The purpose of this study was to improve understanding of the link between self-presentational concerns and competitive anxiety. Specifically, we examined (a) associations among self-presentational concerns and competitive state anxiety dimensional symptom responses using the modified Competitive State Anxiety Inventory-2 (CSAI-2; Martens, Vealey, & Burton, 1990) and (b) whether self-presentational concerns mediate trait–state anxiety relationships. In addressing these matters, we also examined the factor structure and composition of the Self-Presentation in Sport Questionnaire (SPSQ; Wilson & Eklund, 1998). Results showed that self-presentational concerns were positively associated with intensity and frequency dimensional symptoms and negatively associated with direction symptoms.
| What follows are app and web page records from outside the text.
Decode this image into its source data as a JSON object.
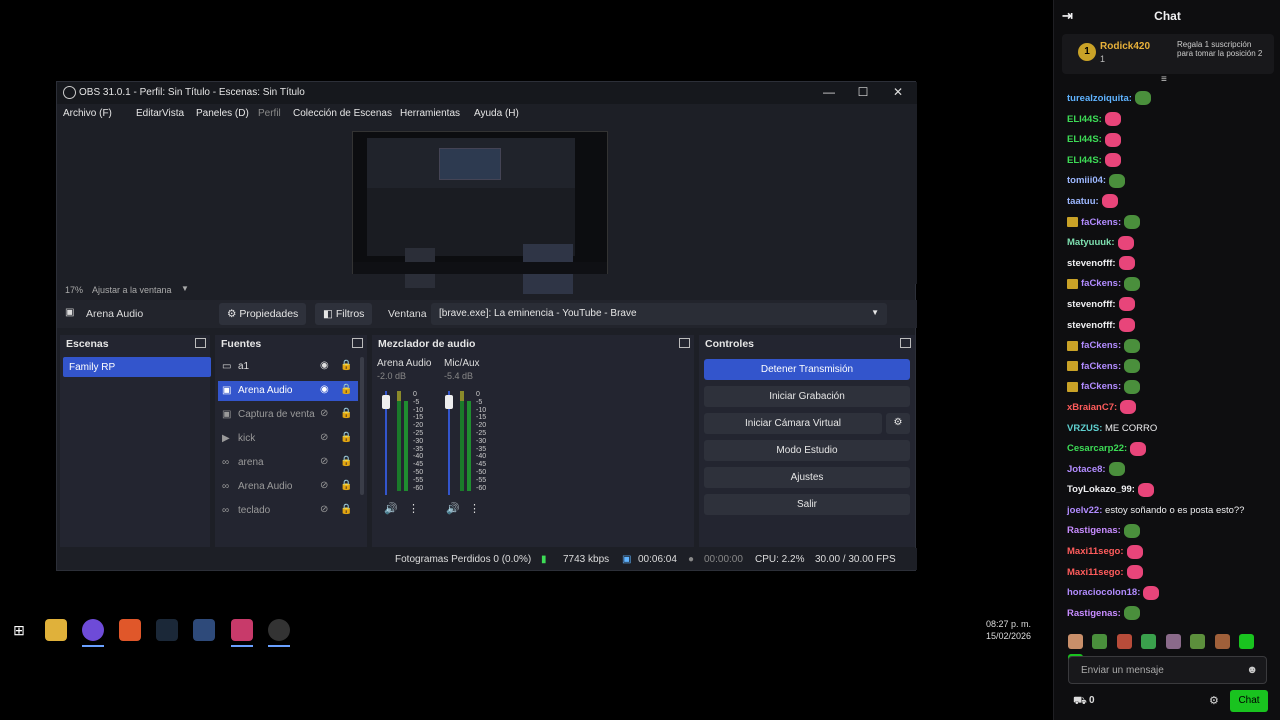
{
  "obs": {
    "title": "OBS 31.0.1 - Perfil: Sin Título - Escenas: Sin Título",
    "menu": [
      "Archivo (F)",
      "Editar",
      "Vista",
      "Paneles (D)",
      "Perfil",
      "Colección de Escenas",
      "Herramientas",
      "Ayuda (H)"
    ],
    "zoom": "17%",
    "fit_label": "Ajustar a la ventana",
    "selected_source": "Arena Audio",
    "properties": "Propiedades",
    "filters": "Filtros",
    "window_label": "Ventana",
    "window_value": "[brave.exe]: La eminencia - YouTube - Brave",
    "scenes_title": "Escenas",
    "scenes": [
      "Family RP"
    ],
    "sources_title": "Fuentes",
    "sources": [
      {
        "name": "a1",
        "icon": "▭"
      },
      {
        "name": "Arena Audio",
        "icon": "▣"
      },
      {
        "name": "Captura de venta",
        "icon": "▣"
      },
      {
        "name": "kick",
        "icon": "▶"
      },
      {
        "name": "arena",
        "icon": "∞"
      },
      {
        "name": "Arena Audio",
        "icon": "∞"
      },
      {
        "name": "teclado",
        "icon": "∞"
      }
    ],
    "mixer_title": "Mezclador de audio",
    "mixer": [
      {
        "name": "Arena Audio",
        "db": "-2.0 dB",
        "level": 0.35
      },
      {
        "name": "Mic/Aux",
        "db": "-5.4 dB",
        "level": 0.4
      }
    ],
    "scale": [
      "0",
      "-5",
      "-10",
      "-15",
      "-20",
      "-25",
      "-30",
      "-35",
      "-40",
      "-45",
      "-50",
      "-55",
      "-60"
    ],
    "controls_title": "Controles",
    "controls": [
      "Detener Transmisión",
      "Iniciar Grabación",
      "Iniciar Cámara Virtual",
      "Modo Estudio",
      "Ajustes",
      "Salir"
    ],
    "status": {
      "dropped": "Fotogramas Perdidos 0 (0.0%)",
      "bitrate": "7743 kbps",
      "stream_time": "00:06:04",
      "rec_time": "00:00:00",
      "cpu": "CPU: 2.2%",
      "fps": "30.00 / 30.00 FPS"
    }
  },
  "taskbar": {
    "time": "08:27 p. m.",
    "date": "15/02/2026"
  },
  "chat": {
    "title": "Chat",
    "pinned": {
      "rank": "1",
      "user": "Rodick420",
      "count": "1",
      "message": "Regala 1 suscripción para tomar la posición 2"
    },
    "messages": [
      {
        "user": "turealzoiquita:",
        "color": "#5fb3ff",
        "emote": "pepe",
        "text": ""
      },
      {
        "user": "ELI44S:",
        "color": "#3ddc56",
        "emote": "heart",
        "text": ""
      },
      {
        "user": "ELI44S:",
        "color": "#3ddc56",
        "emote": "heart",
        "text": ""
      },
      {
        "user": "ELI44S:",
        "color": "#3ddc56",
        "emote": "heart",
        "text": ""
      },
      {
        "user": "tomiii04:",
        "color": "#9db8ff",
        "emote": "pepe",
        "text": ""
      },
      {
        "user": "taatuu:",
        "color": "#9db8ff",
        "emote": "heart",
        "text": ""
      },
      {
        "user": "faCkens:",
        "color": "#b28cff",
        "badge": true,
        "emote": "pepe",
        "text": ""
      },
      {
        "user": "Matyuuuk:",
        "color": "#7ee0b0",
        "emote": "heart",
        "text": ""
      },
      {
        "user": "stevenofff:",
        "color": "#efeff1",
        "emote": "heart",
        "text": ""
      },
      {
        "user": "faCkens:",
        "color": "#b28cff",
        "badge": true,
        "emote": "pepe",
        "text": ""
      },
      {
        "user": "stevenofff:",
        "color": "#efeff1",
        "emote": "heart",
        "text": ""
      },
      {
        "user": "stevenofff:",
        "color": "#efeff1",
        "emote": "heart",
        "text": ""
      },
      {
        "user": "faCkens:",
        "color": "#b28cff",
        "badge": true,
        "emote": "pepe",
        "text": ""
      },
      {
        "user": "faCkens:",
        "color": "#b28cff",
        "badge": true,
        "emote": "pepe",
        "text": ""
      },
      {
        "user": "faCkens:",
        "color": "#b28cff",
        "badge": true,
        "emote": "pepe",
        "text": ""
      },
      {
        "user": "xBraianC7:",
        "color": "#ff5c5c",
        "emote": "heart",
        "text": ""
      },
      {
        "user": "VRZUS:",
        "color": "#5fd0d0",
        "emote": "",
        "text": "ME CORRO"
      },
      {
        "user": "Cesarcarp22:",
        "color": "#3ddc56",
        "emote": "heart",
        "text": ""
      },
      {
        "user": "Jotace8:",
        "color": "#b28cff",
        "emote": "pepe",
        "text": ""
      },
      {
        "user": "ToyLokazo_99:",
        "color": "#efeff1",
        "emote": "heart",
        "text": ""
      },
      {
        "user": "joelv22:",
        "color": "#b28cff",
        "emote": "",
        "text": "estoy soñando o es posta esto??"
      },
      {
        "user": "Rastigenas:",
        "color": "#c78cff",
        "emote": "pepe",
        "text": ""
      },
      {
        "user": "Maxi11sego:",
        "color": "#ff5c5c",
        "emote": "heart",
        "text": ""
      },
      {
        "user": "Maxi11sego:",
        "color": "#ff5c5c",
        "emote": "heart",
        "text": ""
      },
      {
        "user": "horaciocolon18:",
        "color": "#b28cff",
        "emote": "heart",
        "text": ""
      },
      {
        "user": "Rastigenas:",
        "color": "#c78cff",
        "emote": "pepe",
        "text": ""
      }
    ],
    "input_placeholder": "Enviar un mensaje",
    "points": "0",
    "send_label": "Chat"
  }
}
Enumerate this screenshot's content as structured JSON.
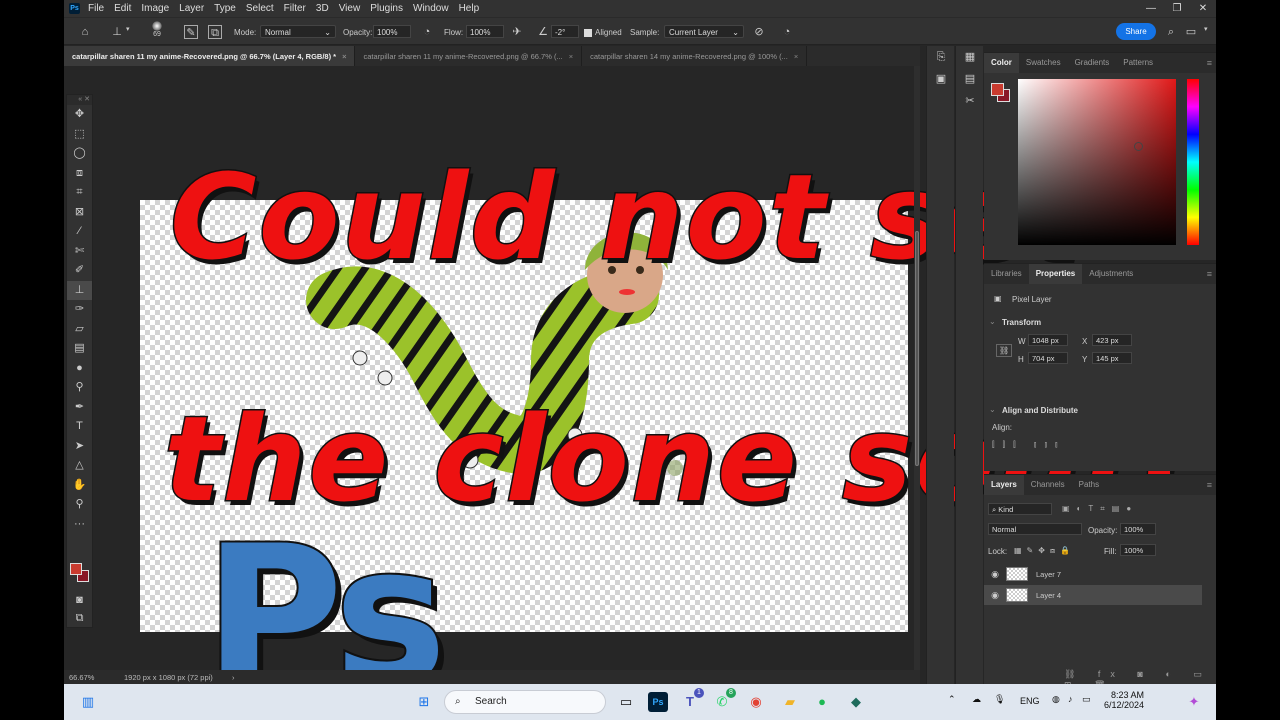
{
  "menubar": {
    "logo": "Ps",
    "items": [
      "File",
      "Edit",
      "Image",
      "Layer",
      "Type",
      "Select",
      "Filter",
      "3D",
      "View",
      "Plugins",
      "Window",
      "Help"
    ]
  },
  "options": {
    "brush_size": "69",
    "mode_label": "Mode:",
    "mode_value": "Normal",
    "opacity_label": "Opacity:",
    "opacity_value": "100%",
    "flow_label": "Flow:",
    "flow_value": "100%",
    "angle_value": "-2°",
    "aligned_label": "Aligned",
    "sample_label": "Sample:",
    "sample_value": "Current Layer",
    "share_label": "Share"
  },
  "tabs": [
    "catarpillar sharen 11 my anime-Recovered.png @ 66.7% (Layer 4, RGB/8) *",
    "catarpillar sharen 11 my anime-Recovered.png @ 66.7% (...",
    "catarpillar sharen 14 my anime-Recovered.png @ 100% (..."
  ],
  "overlay": {
    "line1": "Could not set",
    "line2": "the clone source",
    "logo_letters": "Ps"
  },
  "status": {
    "zoom": "66.67%",
    "doc_size": "1920 px x 1080 px (72 ppi)"
  },
  "color_panel": {
    "tabs": [
      "Color",
      "Swatches",
      "Gradients",
      "Patterns"
    ],
    "fg_color": "#c93b2f",
    "bg_color": "#8a1726"
  },
  "properties": {
    "tabs": [
      "Libraries",
      "Properties",
      "Adjustments"
    ],
    "layer_type": "Pixel Layer",
    "section_transform": "Transform",
    "w_label": "W",
    "w_value": "1048 px",
    "h_label": "H",
    "h_value": "704 px",
    "x_label": "X",
    "x_value": "423 px",
    "y_label": "Y",
    "y_value": "145 px",
    "section_align": "Align and Distribute",
    "align_label": "Align:"
  },
  "layers": {
    "tabs": [
      "Layers",
      "Channels",
      "Paths"
    ],
    "filter_kind": "Kind",
    "blend_mode": "Normal",
    "opacity_label": "Opacity:",
    "opacity_value": "100%",
    "lock_label": "Lock:",
    "fill_label": "Fill:",
    "fill_value": "100%",
    "rows": [
      "Layer 7",
      "Layer 4"
    ]
  },
  "taskbar": {
    "search_placeholder": "Search",
    "lang": "ENG",
    "time": "8:23 AM",
    "date": "6/12/2024",
    "teams_badge": "1",
    "whatsapp_badge": "8"
  }
}
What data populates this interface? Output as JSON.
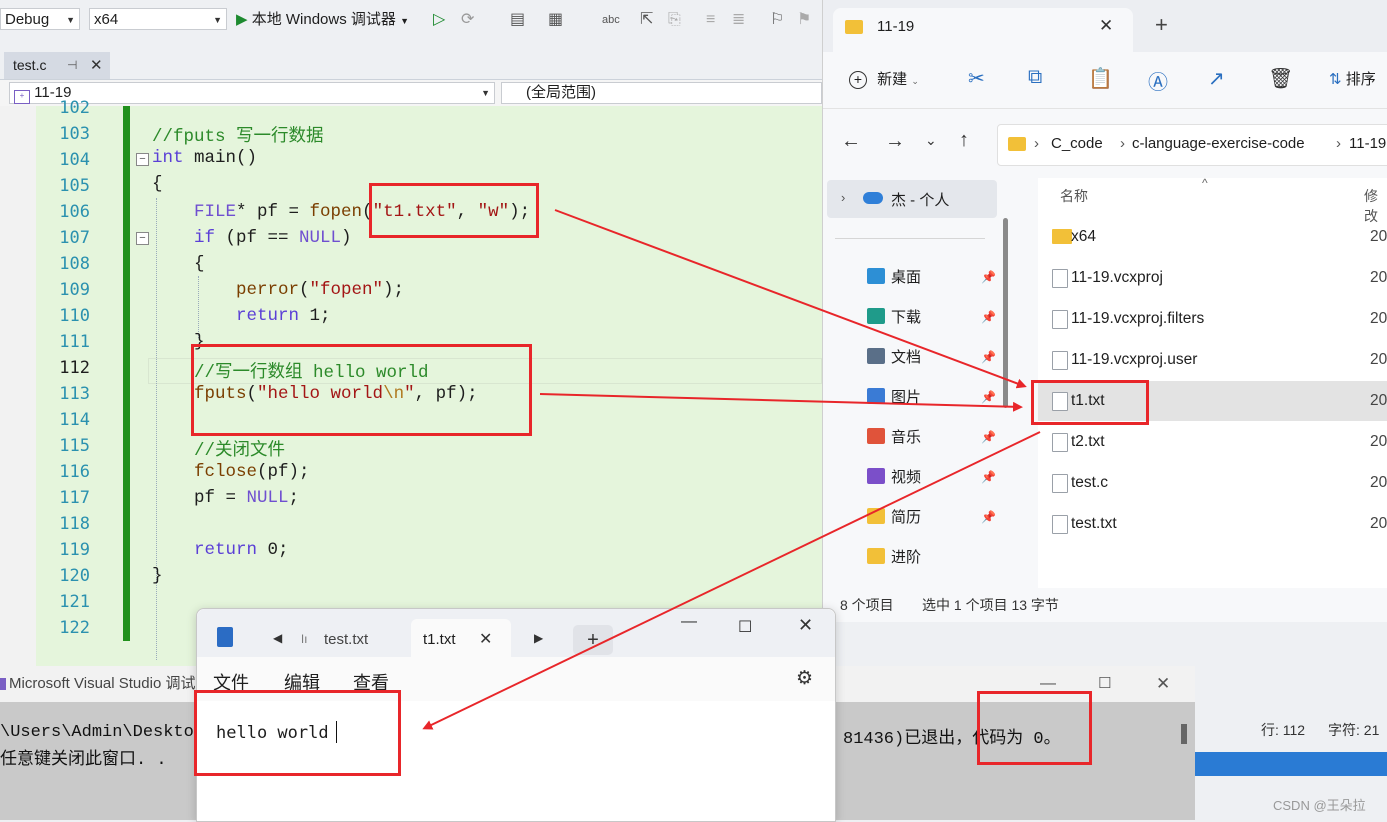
{
  "vs": {
    "config": "Debug",
    "platform": "x64",
    "debugger_label": "本地 Windows 调试器",
    "tab_label": "test.c",
    "nav_project": "11-19",
    "nav_scope": "(全局范围)",
    "line_numbers": [
      "102",
      "103",
      "104",
      "105",
      "106",
      "107",
      "108",
      "109",
      "110",
      "111",
      "112",
      "113",
      "114",
      "115",
      "116",
      "117",
      "118",
      "119",
      "120",
      "121",
      "122"
    ],
    "current_line": "112",
    "code": {
      "c103": "//fputs 写一行数据",
      "c104_kw": "int",
      "c104_rest": " main()",
      "c105": "{",
      "c106_macro": "FILE",
      "c106_a": "* pf = ",
      "c106_fn": "fopen",
      "c106_b": "(",
      "c106_s1": "\"t1.txt\"",
      "c106_c": ", ",
      "c106_s2": "\"w\"",
      "c106_d": ");",
      "c107_kw": "if",
      "c107_a": " (pf == ",
      "c107_null": "NULL",
      "c107_b": ")",
      "c108": "{",
      "c109_fn": "perror",
      "c109_a": "(",
      "c109_s": "\"fopen\"",
      "c109_b": ");",
      "c110_kw": "return",
      "c110_rest": " 1;",
      "c111": "}",
      "c112": "//写一行数组 hello world",
      "c113_fn": "fputs",
      "c113_a": "(",
      "c113_s1": "\"hello world",
      "c113_esc": "\\n",
      "c113_s2": "\"",
      "c113_b": ", pf);",
      "c115": "//关闭文件",
      "c116_fn": "fclose",
      "c116_rest": "(pf);",
      "c117_a": "pf = ",
      "c117_null": "NULL",
      "c117_b": ";",
      "c119_kw": "return",
      "c119_rest": " 0;",
      "c120": "}"
    },
    "status_line": "行: 112",
    "status_char": "字符: 21"
  },
  "explorer": {
    "tab_title": "11-19",
    "new_label": "新建",
    "sort_label": "排序",
    "breadcrumb": [
      "C_code",
      "c-language-exercise-code",
      "11-19"
    ],
    "nav_top": "杰 - 个人",
    "nav_items": [
      {
        "label": "桌面",
        "color": "#2d8fd5"
      },
      {
        "label": "下载",
        "color": "#1f9b8a"
      },
      {
        "label": "文档",
        "color": "#5a6f88"
      },
      {
        "label": "图片",
        "color": "#3a7bd5"
      },
      {
        "label": "音乐",
        "color": "#e0533a"
      },
      {
        "label": "视频",
        "color": "#7b4fc9"
      },
      {
        "label": "简历",
        "color": "#f2c038"
      },
      {
        "label": "进阶",
        "color": "#f2c038"
      }
    ],
    "column_name": "名称",
    "column_date": "修改",
    "files": [
      {
        "name": "x64",
        "date": "20",
        "icon": "folder"
      },
      {
        "name": "11-19.vcxproj",
        "date": "20",
        "icon": "file"
      },
      {
        "name": "11-19.vcxproj.filters",
        "date": "20",
        "icon": "file"
      },
      {
        "name": "11-19.vcxproj.user",
        "date": "20",
        "icon": "file"
      },
      {
        "name": "t1.txt",
        "date": "20",
        "icon": "text"
      },
      {
        "name": "t2.txt",
        "date": "20",
        "icon": "text"
      },
      {
        "name": "test.c",
        "date": "20",
        "icon": "file"
      },
      {
        "name": "test.txt",
        "date": "20",
        "icon": "text"
      }
    ],
    "status_count": "8 个项目",
    "status_selected": "选中 1 个项目  13 字节"
  },
  "console": {
    "title": "Microsoft Visual Studio 调试",
    "line1_left": "\\Users\\Admin\\Desktop",
    "line2_left": "任意键关闭此窗口. .",
    "line1_right": "81436)已退出，代码为 0。"
  },
  "notepad": {
    "tab_inactive": "test.txt",
    "tab_active": "t1.txt",
    "menu": [
      "文件",
      "编辑",
      "查看"
    ],
    "content": "hello world"
  },
  "watermark": "CSDN @王朵拉",
  "colors": {
    "annotation_red": "#e8262a",
    "change_bar": "#21911c",
    "editor_bg": "#e5f5dc"
  }
}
Results also showed that self-presentational concerns demonstrated consistently higher associations with the cognitive component and the intensity symptom of the CSAI-2 state measures. Results showed no support for the notion that self-presentational concerns mediate the trait–state anxiety relationship. When examining the factor structure and composition of the SPSQ, the results from two independent athlete samples support the tenability of an abbreviated 21-item four-factor model. Thus the newly constituted scale is recommended for measuring self-presentational concerns in sport.
Scott B. Martin, Christy M. Polster, Allen W. Jackson, Christy A. Greenleaf and Gretchen M. Jones
The purpose of this investigation was to explore the frequency and intensity of worries and fears associated with competitive gymnastics. These issues were initially examined in a sample of 7 female college gymnasts using a semistructured guided interview. From the themes that emerged and relevant literature, a survey including parallel intensity and frequency of worry questions was administered to 120 female gymnasts competing in USA Gymnastics sanctioned events. Results indicated that even though gymnasts worry about attempting and performing skills on the balance beam and uneven bars, more of them experienced a greater number of injuries on the floor exercise. Analysis of covariance for intensity and frequency using age as the covariate revealed that advanced gymnasts had more intense worries about body changes and performing skills and more frequent worries about body changes than less skilled gymnasts (p < .05). Advanced gymnasts also reported using more strategies to modify their worries than did less skilled gymnasts.
Rafael L. Kons, Kai Krabben, David L. Mann, Gabriela Fischer and Daniele Detanico
, usually by the comparison of competitive results between judo athletes with different degrees of impairment. Mashkovskiy, Magomedova, and Achkasov ( 2018 ) retrospectively analyzed 10 years of VI judo matches and found that the most severely impaired judo athletes (Class B1) had a lower chance of winning
Ryan S. McCann, Kyle B. Kosik, Masafumi Terada and Phillip A. Gribble
Key Points ▸ No previous study has developed a prediction model for recurrent ankle sprains in high school and collegiate athletes. ▸ Increased patient height and mass were associated with increased odds of sustaining a recurrent ankle sprain in the same competitive season. ▸ Commonly-used disease